Hong Kong has taken the first steps in criminalizing disrespect of China’s national anthem in what critics say is a bid to stem political criticism in the semi-autonomous Chinese city.
A bill is currently before the legislative council, Hong Kong’s quasi-democratic legislature, that will hand down three years of jail time and a fine of around $6,300 for “publicly and intentionally [insulting] the anthem in any way” or using it for commercial purposes.
It also states that primary and secondary school students must learn to sing the anthem as well as its “history and spirit.”
The bill passed its second reading in late January and is expected to become law later this year, following in the footsteps of a similar law Beijing enacted in 2017.
Hong Kong’s Constitutional and Mainland Affairs Office said by email that the purpose of the new law “aims to preserve the dignity of the national anthem and to regulate the playing and singing of it.”
“March of the Volunteers,” the national anthem shared by Hong Kong, China and Macau, became the focus of much public hostility in 2015 following the failure of the city’s Umbrella Movement democracy protests the previous year.
Local soccer fans regularly booed the anthem during important matches, many of which were aired on national television in China.
The booing has continued sporadically since then and is seen as a reflection of many residents’ mixed feelings for Beijing and the local government.
Penalties in other countries

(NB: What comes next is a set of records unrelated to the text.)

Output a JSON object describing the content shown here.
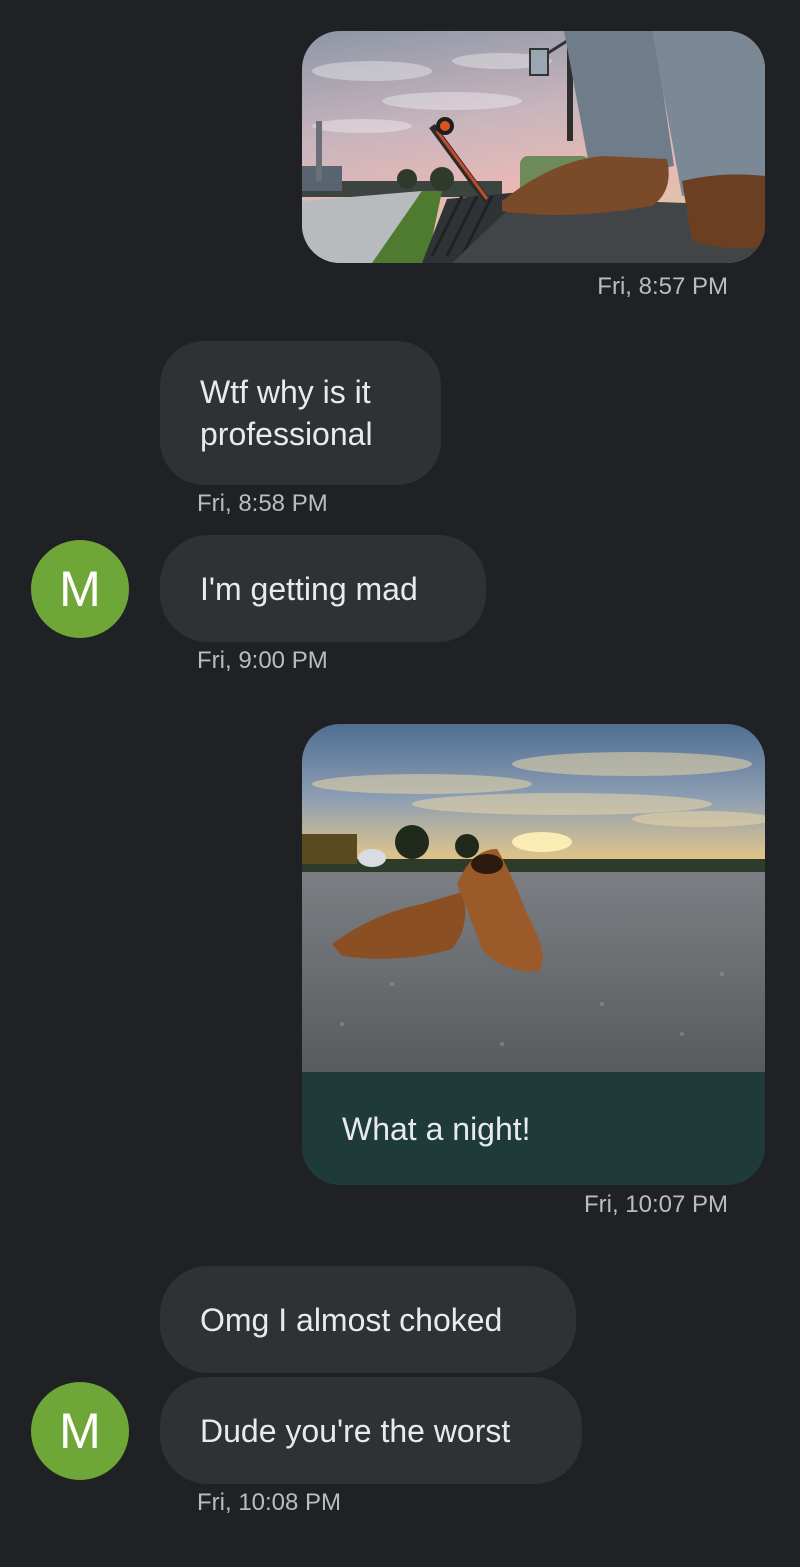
{
  "avatar_letter": "M",
  "colors": {
    "background": "#202124",
    "incoming_bubble": "#303134",
    "outgoing_caption": "#1e3b3a",
    "avatar": "#6ea638",
    "text": "#e8eaed",
    "timestamp": "#b9bcc1"
  },
  "messages": [
    {
      "direction": "outgoing",
      "type": "image",
      "image": "tractor-boots-photo",
      "timestamp": "Fri, 8:57 PM"
    },
    {
      "direction": "incoming",
      "type": "text",
      "text": "Wtf why is it professional",
      "timestamp": "Fri, 8:58 PM"
    },
    {
      "direction": "incoming",
      "type": "text",
      "text": "I'm getting mad",
      "timestamp": "Fri, 9:00 PM"
    },
    {
      "direction": "outgoing",
      "type": "image",
      "image": "dress-shoes-sunset-photo",
      "caption": "What a night!",
      "timestamp": "Fri, 10:07 PM"
    },
    {
      "direction": "incoming",
      "type": "text",
      "text": "Omg I almost choked"
    },
    {
      "direction": "incoming",
      "type": "text",
      "text": "Dude you're the worst",
      "timestamp": "Fri, 10:08 PM"
    }
  ]
}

Despite the national anthem controversy in Hong Kong, a number of countries around the world have penalties related to desecration of the flag or anthem including Greece, Spain, France and Germany in Europe and Singapore, Malaysia and Thailand in Asia.
The U.S., Canada, Australia and the U.K. , conversely, do not have any penalties, according to Freedom House, a U.S.-based organization that monitors freedom of speech around the world.
In many cases, however, laws relating to the national anthem or flag are not “aggressively enforced,” according to Robert Ruby, director of communications at Freedom House.
In Hong Kong, however, critics have expressed concern at how its future national anthem law will be carried out.
Philip Dykes, chairman of the Council of the Hong Kong Bar Association, said the law differed from protocols in other countries in that it was “coercive” and required individuals to behave in a certain way, while sanctioning those who failed to “conform.” He also expressed concern at how it would be enforced.
Many members of the pro-democracy camp portrayed the law as an attempt to “legislate” patriotism.
“We already in Hong Kong have this national emblem/flag law and one more about the anthem what’s the big deal?” said Claudia Mo, a pro-democratic legislator, who also called the national anthem law “Orwellian.”
“But then it’s the Hong Kong government, very likely at the behest of Beijing, to turn a harmless law into a political weapon. They are going to get back at the footballers who dared to boo at the anthem previously,” Mo said.
Hong Kong is a former British colony that reunified with China in 1997. After 150 years of colonial rule, many residents feel the city has a unique identity from the mainland.
In a December poll on national identity, around two-thirds of respondents identified as either “Hong Konger” or “Hong Konger in China,” according to a survey of 1,000 people by the University of Hong Kong Public Opinion Program, rather than “Chinese” or “Chinese in Hong Kong.”